The surgeon in Ibrahim wants to take a scalpel to that way of thinking and fix it.
“Would you ever come to a surgeon if you had a problem that was known, asked them how they were going to fix it and heard ‘I’m going to ignore everything I’ve done in the past and start from scratch because I want a truly creative and innovative solution for you’? Nobody would come to my practice,” he said.
A fellowship to create a new hybrid workforce for health and design
The consolidation of hospitals into networks has increased the cadence of building for those systems. Where a single hospital entity would build a new hospital every 30-40 years, networks are looking at projects every 3-5 years. That increased rate of investment puts more emphasis on outcomes, Ibrahim said.
“Some clients have started getting their heads around that. They know they need to need to think about multiple projects in a row and ask, ‘OK you’re the architect, we have multiple projects, how are you going to evaluate the first one to make sure we’re better on the second and third projects?’ Most firms just aren't equipped with the workforce to do that.”
To help build up that workforce, Ibrahim is joining the faculty in the Department of Surgery at Michigan Medicine with a joint appointment in the Taubman College of Architecture and Urban Planning and launching a fellowship in Health & Design.
The fellowship is a two-year program geared to architects and urban planners in practice. They’ll be armed with the tools of health health services research and measurement science, which Ibrahim hopes they’ll connect to the patient experience to inform design at whatever firm they return to—and spread that discipline throughout the industry.
Key areas of optimization to target
Once this new concept is unleashed, Ibrahim anticipates two key domains of measurement and impact.
One is sustainability in terms of heating and cooling, which comes with built-in measurements—and a responsibility on the part of hospitals to try to be good stewards of resources.
Another is on patient outcomes. We’ve got loads of data on how patients fare, but we don’t currently link them to location of care; how does a patient fare in a corner room with a roommate versus in the room with no roommate closer to the nurses’ station?
“On a broader scale, when you’re a network of 12 hospitals trying to optimize care for the population, you have all the data for those people in those hospitals. The number of sudoku puzzles you can create for how to optimize the different hospitals, the referral patterns, and where patients go for specialty care...it’s a whole new science we have to figure out,” Ibrahim said.
Designers could best come up with innovative options, and people with healthcare knowledge could evaluate them, Ibrahim said.
Current events are highlighting how the marriage of design and healthcare is essential to health systems and structures.

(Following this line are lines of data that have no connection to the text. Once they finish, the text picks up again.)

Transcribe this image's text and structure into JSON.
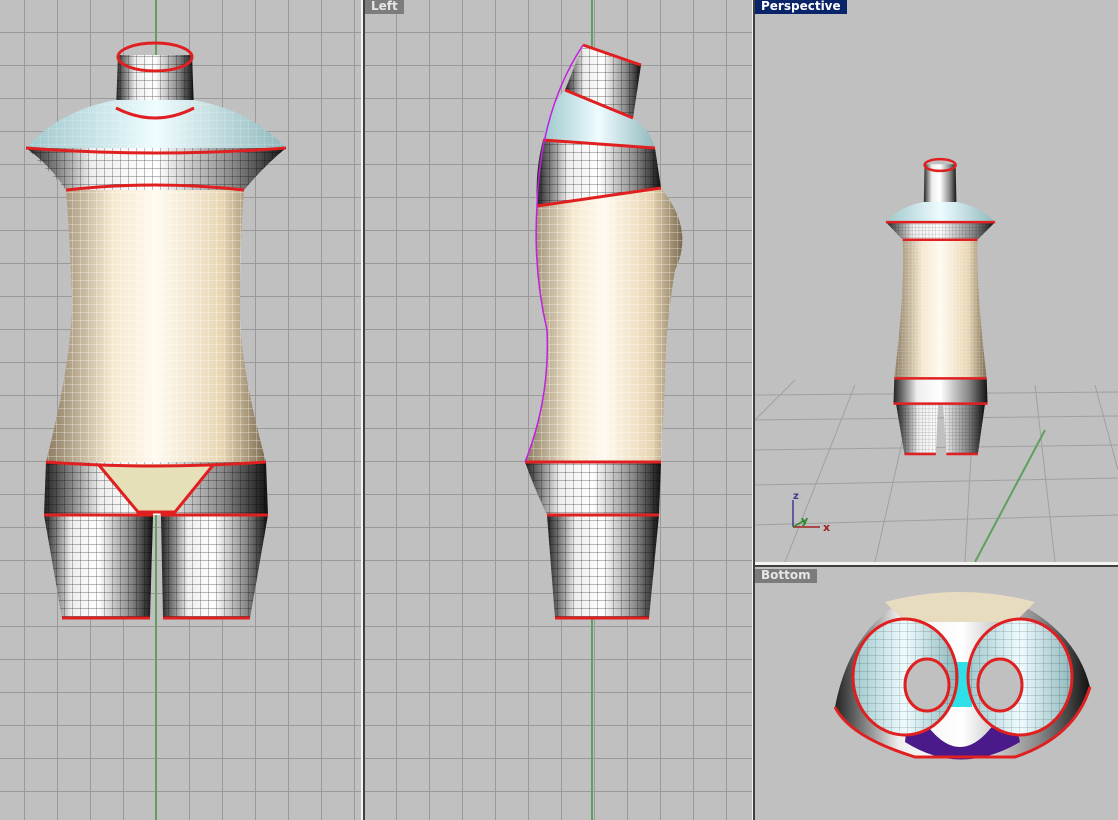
{
  "viewports": {
    "front": {
      "label": ""
    },
    "left": {
      "label": "Left"
    },
    "perspective": {
      "label": "Perspective",
      "active": true
    },
    "bottom": {
      "label": "Bottom"
    }
  },
  "axes": {
    "x": "x",
    "y": "y",
    "z": "z"
  },
  "colors": {
    "grid_bg": "#c0c0c0",
    "grid_line": "#9a9a9a",
    "active_label": "#0a246a",
    "section_curve": "#e02020",
    "y_axis": "#5fa05f"
  }
}
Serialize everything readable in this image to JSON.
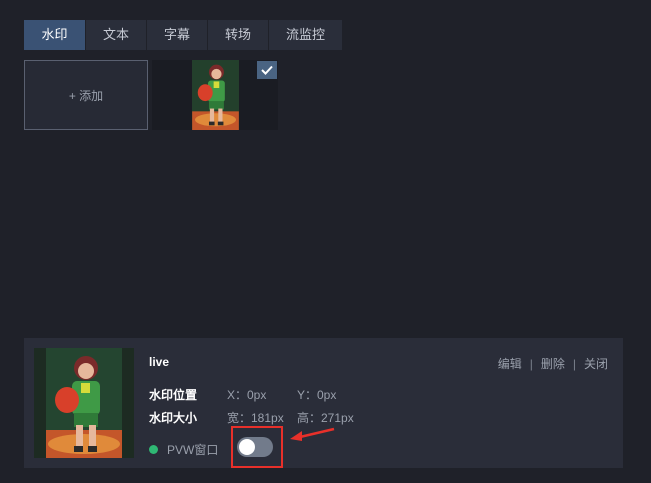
{
  "tabs": [
    {
      "label": "水印",
      "active": true
    },
    {
      "label": "文本",
      "active": false
    },
    {
      "label": "字幕",
      "active": false
    },
    {
      "label": "转场",
      "active": false
    },
    {
      "label": "流监控",
      "active": false
    }
  ],
  "gallery": {
    "add_label": "+ 添加",
    "item_checked": true,
    "check_icon": "checkmark-icon"
  },
  "watermark": {
    "name": "live",
    "actions": {
      "edit": "编辑",
      "delete": "删除",
      "close": "关闭",
      "separator": "|"
    },
    "position_label": "水印位置",
    "position_x": "X：0px",
    "position_y": "Y：0px",
    "size_label": "水印大小",
    "width": "宽：181px",
    "height": "高：271px",
    "pvw_label": "PVW窗口",
    "pvw_status_color": "#2fb874",
    "pvw_toggle_on": false
  },
  "colors": {
    "background": "#1f2129",
    "panel": "#2a2d39",
    "active_tab": "#3a5274",
    "highlight": "#e8302a"
  }
}
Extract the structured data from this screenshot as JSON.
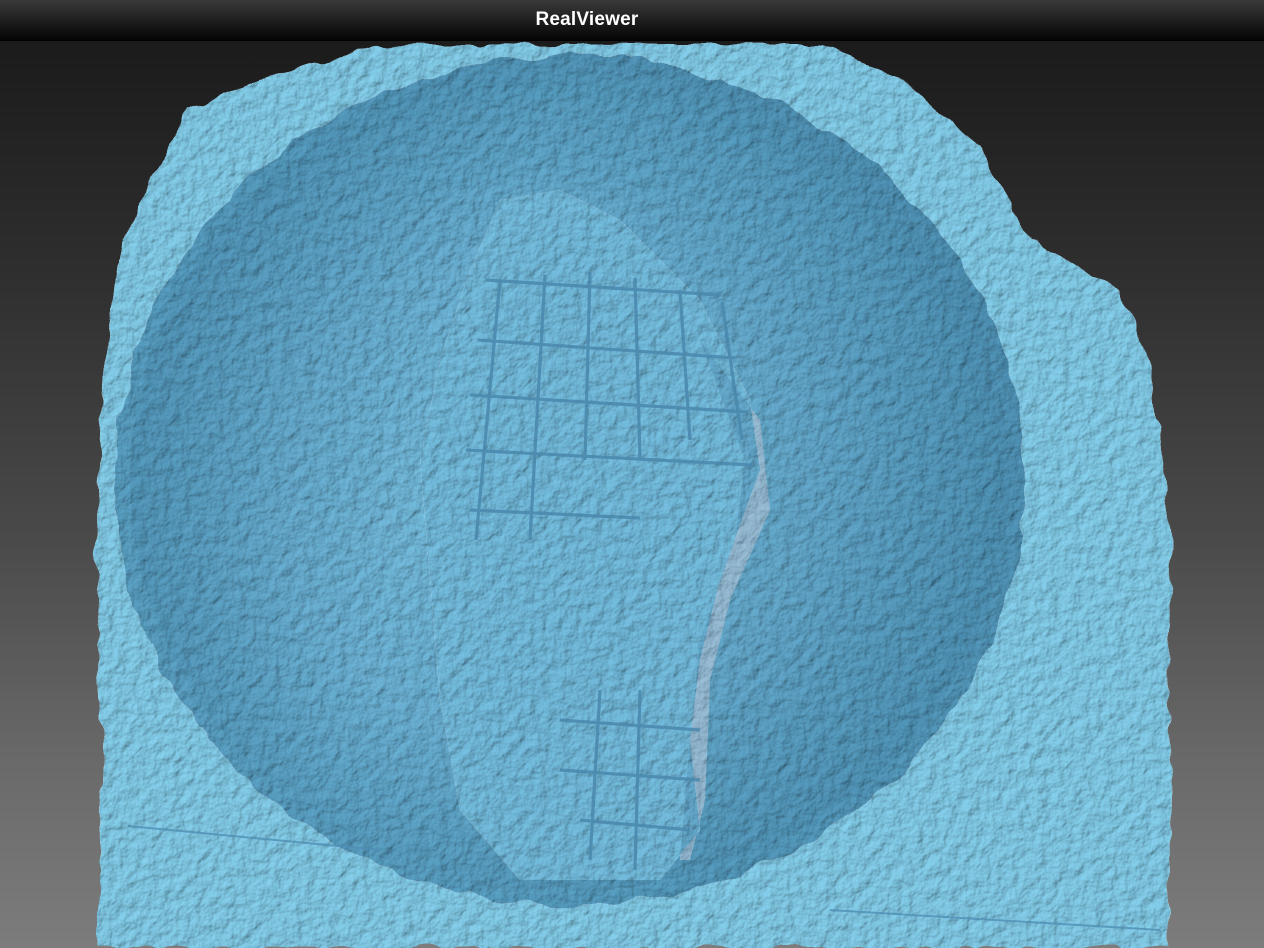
{
  "window": {
    "title": "RealViewer"
  },
  "viewport": {
    "background_top": "#1b1b1b",
    "background_bottom": "#7c7c7c"
  },
  "model": {
    "surface_color": "#7ccbe8",
    "shadow_color": "#4f93b6",
    "highlight_color": "#a9e2f5"
  }
}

“With the Coronavirus pandemic, we’re struggling in real time to quickly redesign healthcare delivery systems. I wish we already had a trained hybrid health-design workforce to deploy,” Ibrahim said.

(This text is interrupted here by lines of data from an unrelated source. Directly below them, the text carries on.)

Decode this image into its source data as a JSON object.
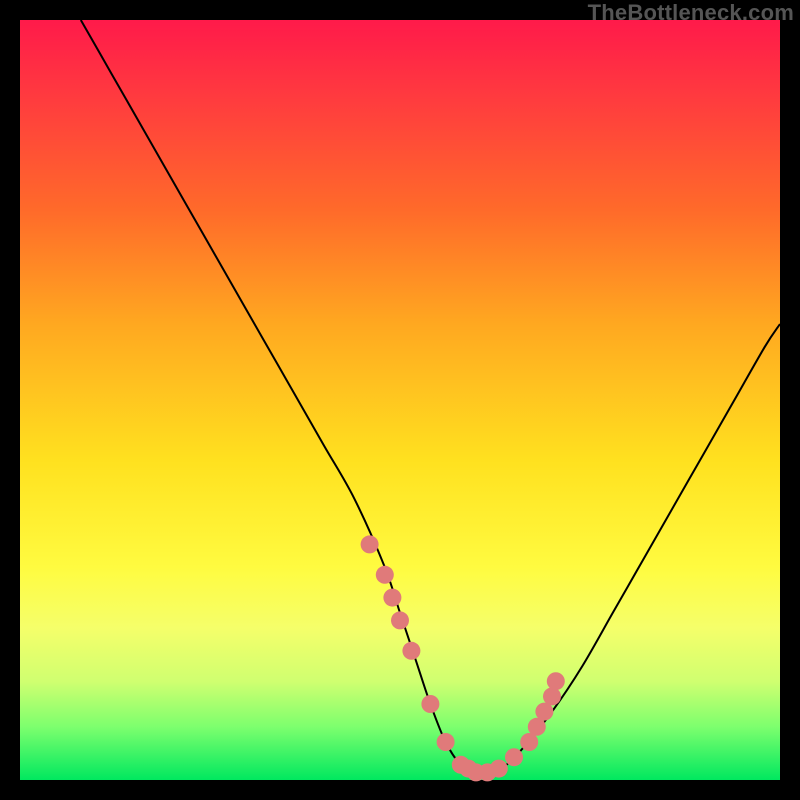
{
  "watermark": "TheBottleneck.com",
  "colors": {
    "gradient_top": "#ff1a4a",
    "gradient_bottom": "#00e85f",
    "curve": "#000000",
    "markers": "#e07a7a",
    "frame": "#000000"
  },
  "chart_data": {
    "type": "line",
    "title": "",
    "xlabel": "",
    "ylabel": "",
    "xlim": [
      0,
      100
    ],
    "ylim": [
      0,
      100
    ],
    "grid": false,
    "legend": false,
    "series": [
      {
        "name": "bottleneck-curve",
        "x": [
          8,
          12,
          16,
          20,
          24,
          28,
          32,
          36,
          40,
          44,
          48,
          50,
          52,
          54,
          56,
          58,
          60,
          62,
          64,
          66,
          70,
          74,
          78,
          82,
          86,
          90,
          94,
          98,
          100
        ],
        "values": [
          100,
          93,
          86,
          79,
          72,
          65,
          58,
          51,
          44,
          37,
          28,
          22,
          16,
          10,
          5,
          2,
          1,
          1,
          2,
          4,
          9,
          15,
          22,
          29,
          36,
          43,
          50,
          57,
          60
        ]
      }
    ],
    "markers": {
      "name": "highlighted-points",
      "x": [
        46,
        48,
        49,
        50,
        51.5,
        54,
        56,
        58,
        59,
        60,
        61.5,
        63,
        65,
        67,
        68,
        69,
        70,
        70.5
      ],
      "values": [
        31,
        27,
        24,
        21,
        17,
        10,
        5,
        2,
        1.5,
        1,
        1,
        1.5,
        3,
        5,
        7,
        9,
        11,
        13
      ]
    }
  }
}
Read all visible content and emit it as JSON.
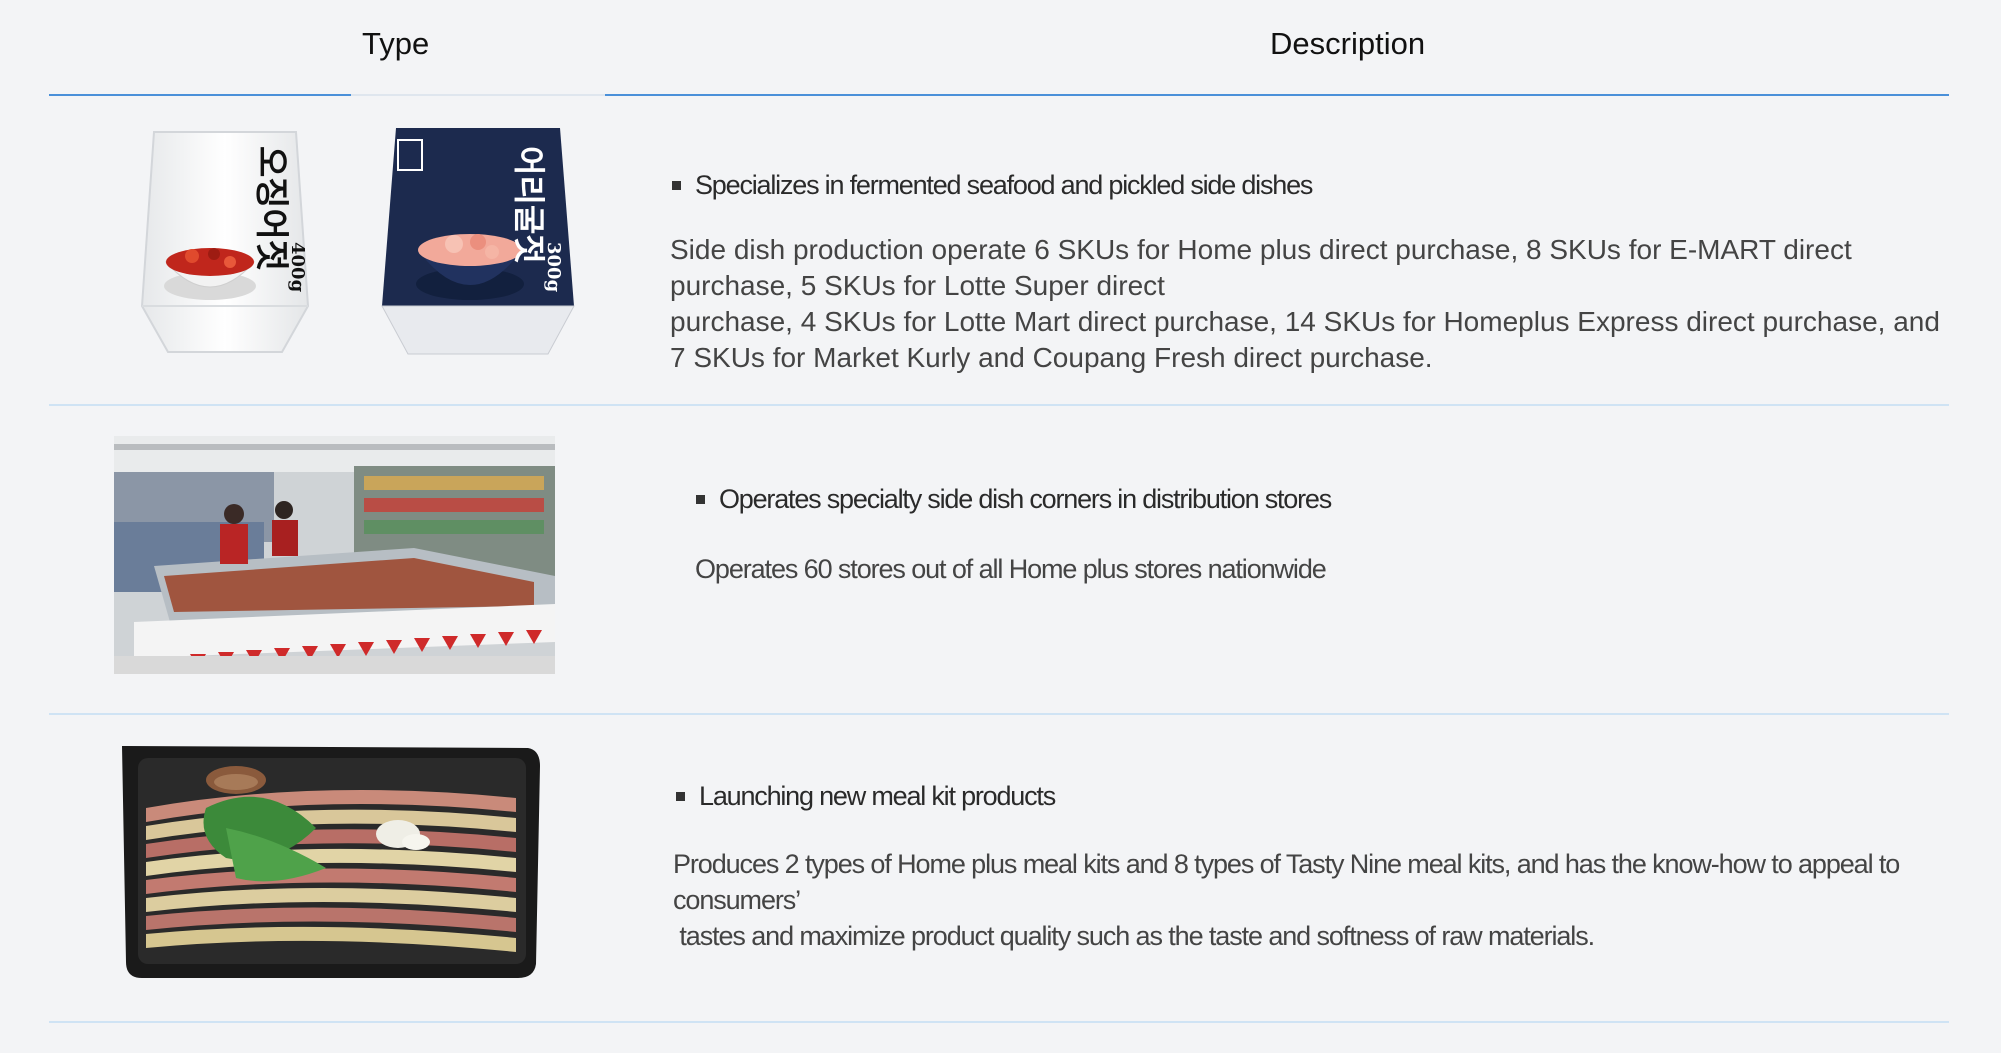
{
  "header": {
    "type_label": "Type",
    "description_label": "Description"
  },
  "rows": [
    {
      "title": "Specializes in fermented seafood and pickled side dishes",
      "description_lines": [
        "Side dish production operate 6 SKUs for Home plus direct purchase, 8 SKUs for E-MART direct",
        "purchase, 5 SKUs for Lotte Super direct",
        "purchase, 4 SKUs for Lotte Mart direct purchase, 14 SKUs for Homeplus Express direct purchase, and",
        "7 SKUs for Market Kurly and Coupang Fresh direct purchase."
      ],
      "images": [
        {
          "name": "fermented-seafood-package-white",
          "label_lines": [
            "오징어젓",
            "400g"
          ]
        },
        {
          "name": "fermented-seafood-package-navy",
          "label_lines": [
            "어리굴젓",
            "300g"
          ]
        }
      ]
    },
    {
      "title": "Operates specialty side dish corners in distribution stores",
      "description_lines": [
        "Operates 60 stores out of all Home plus stores nationwide"
      ],
      "images": [
        {
          "name": "store-side-dish-corner-photo"
        }
      ]
    },
    {
      "title": "Launching new meal kit products",
      "description_lines": [
        "Produces 2 types of Home plus meal kits and 8 types of Tasty Nine meal kits, and has the know-how to appeal to consumers’",
        " tastes and maximize product quality such as the taste and softness of raw materials."
      ],
      "images": [
        {
          "name": "meal-kit-tray-photo"
        }
      ]
    }
  ],
  "colors": {
    "background": "#f3f4f6",
    "header_rule": "#4a90d9",
    "row_divider": "#cfe3f4",
    "package_navy": "#1c2a4e"
  }
}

Back to the design of the hallway in a hospital and what it means for cleaning the floor.
On a walk through one of Michigan Medicine’s buildings, Ibrahim pointed out a curved hallway, with rooms flanking one side of it and nurses’ stations positioned intermittently on the other.

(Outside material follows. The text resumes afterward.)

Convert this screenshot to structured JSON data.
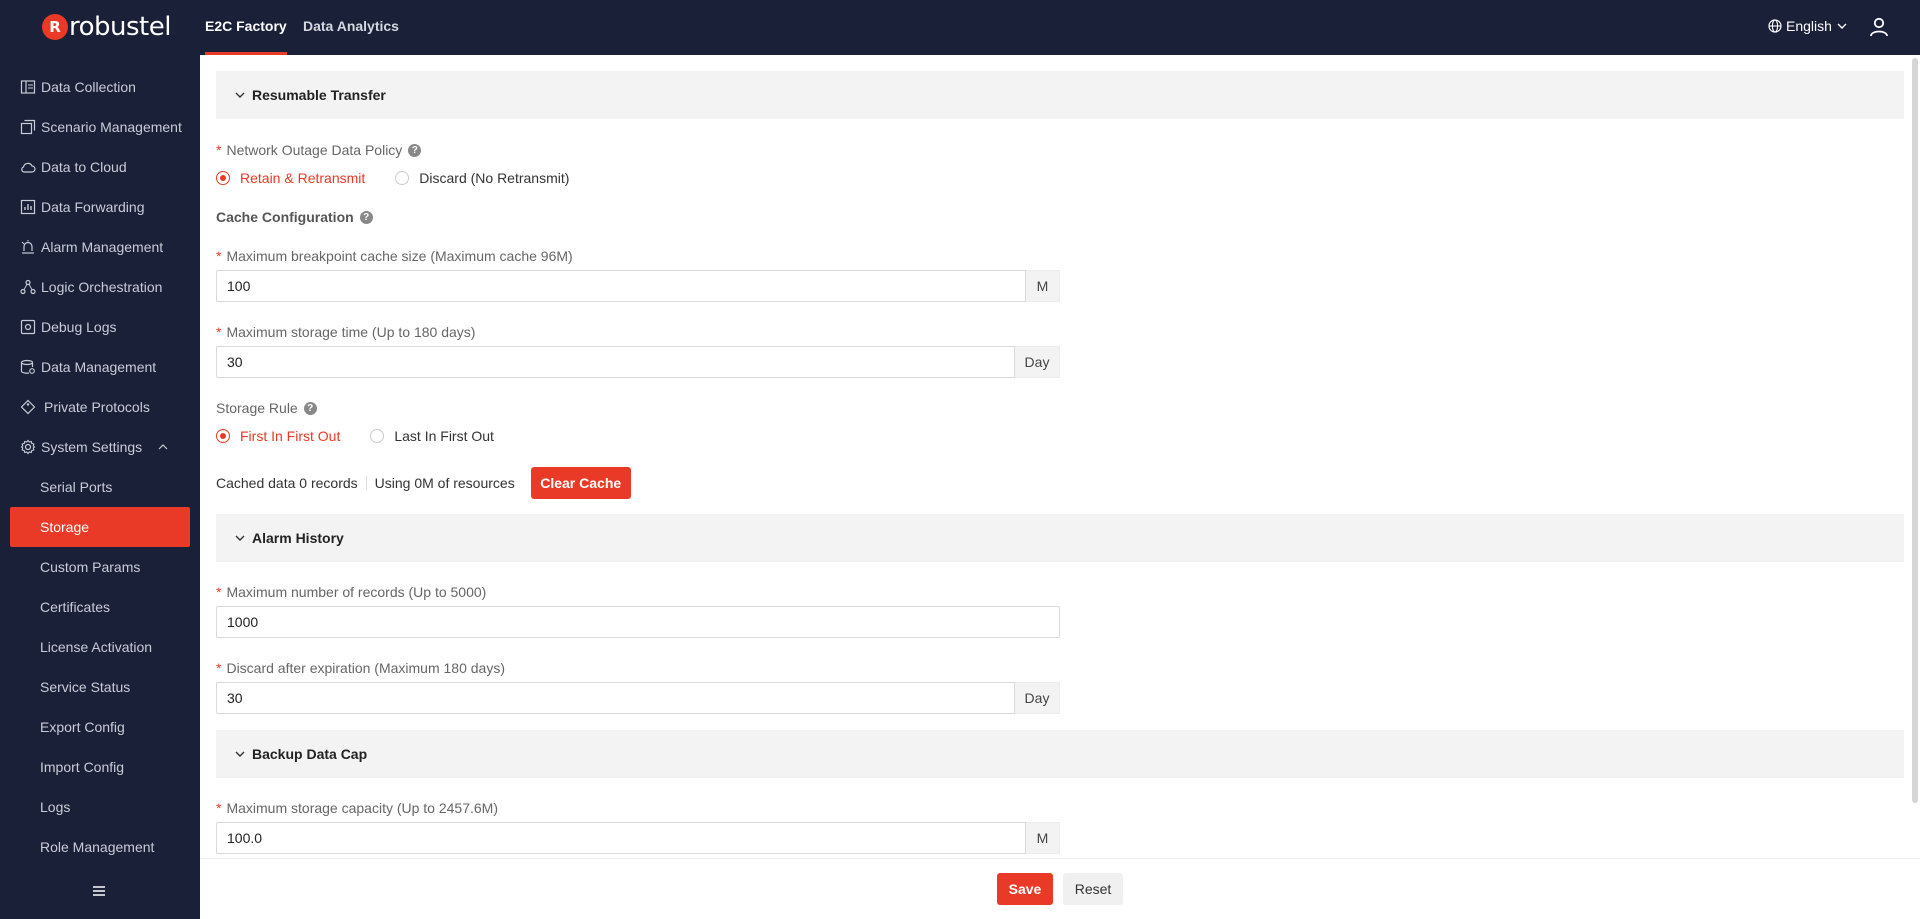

The geometry provides better visibility for nurses into more rooms. It’s the same reason a conversation at a round table is easier than at a rectangular one.
The same geometry creates challenges for maintenance. The team that cleans the floors with the ride-on machines has to make more passes because the machines aren’t designed with the same angles. It’s taking more people, more money and more supplies to accommodate well-intentioned new designs.
Can Ibrahim fix it?
Will he be less lonely thinking about it soon?
By Colleen Stone